Something like this: demo will cost $7000.00, framing will cost $5500.00, roof $4500, mechanicals $21,000.00, doors & trim; $2500.00, windows… You get the picture, right?

If you follow my directions, at the end of this process, you will have a very basic Scope of Work (SOW). Now, let’s say you’ve decided to let a General Contractor handle the whole process for you, and miraculously, he agrees that you were right – the cost of the rehab will be $65,000.00. The first thing he’ll want is money. Like most greedy penniless bastards, he’ll have the balls to demand 1/3 of that $65,000.00 up front before the first hammer is swung. Get out your calculator. Mine says, “Are You CRAZY? OUCH! Don’t do it! That’s $21,400.00!”

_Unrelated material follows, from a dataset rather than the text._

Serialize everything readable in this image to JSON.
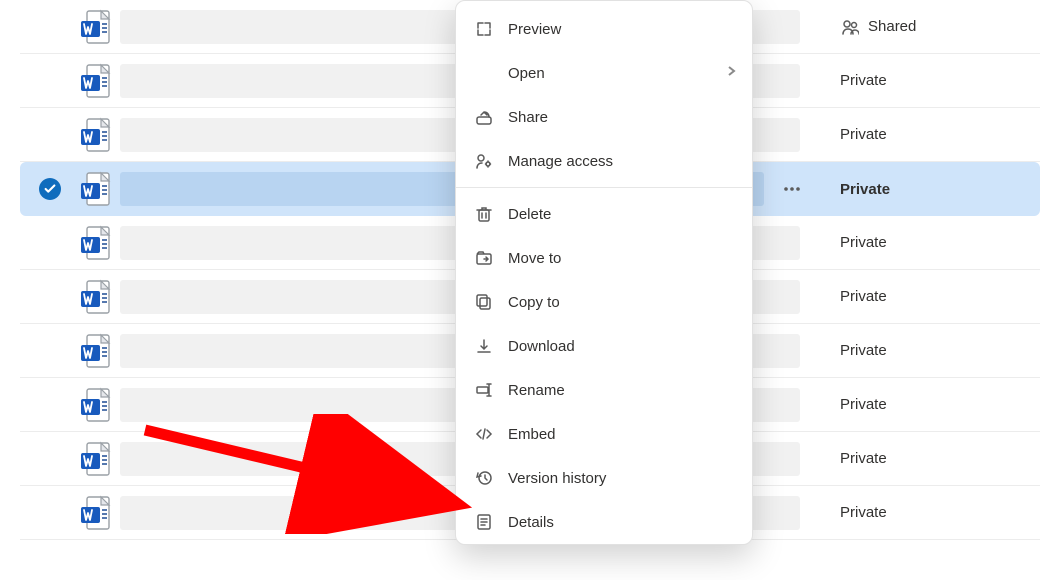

I have a really fancy calculator.

First things first; how about getting something in writing? I’ve never been a fan of a written contract with contractors mainly because I know you can’t take blood from a stone. 99% of these guys have no money, so even if a judge finds them in breach of even the best contract – how do you suppose he’ll make the contractor pay you if the contractor has no money! What I do do (I said, “do do”) is make the basic Scope of Work (from above) into a much more detailed document. This post is not about writing a detailed SOW, so I won’t get into all the gory details here – but know this – once the formal SOW is developed, the contractor then signs it, and it becomes the work blueprint and best contract you’ll ever have.

So you have a signed SOW, and there he is; Mr CON-tractor standing there with his hand out waiting for a super-fat $21,400.00 check. You’re ready right? You’ve got your SOW and you’re swollen checkbook is burning a hole in your pocket. Wait! Hole on! You’re still not ready to go! You can not give him a dime yet. Doing so would be a GRAVE error and would be going against the natural work flow!

Stay tuned. I’m just gettin’ started here. I’ll tell ya more in my next post!

I want to hear what you have to say about Part 1 of How to Successfully Work With Contractors.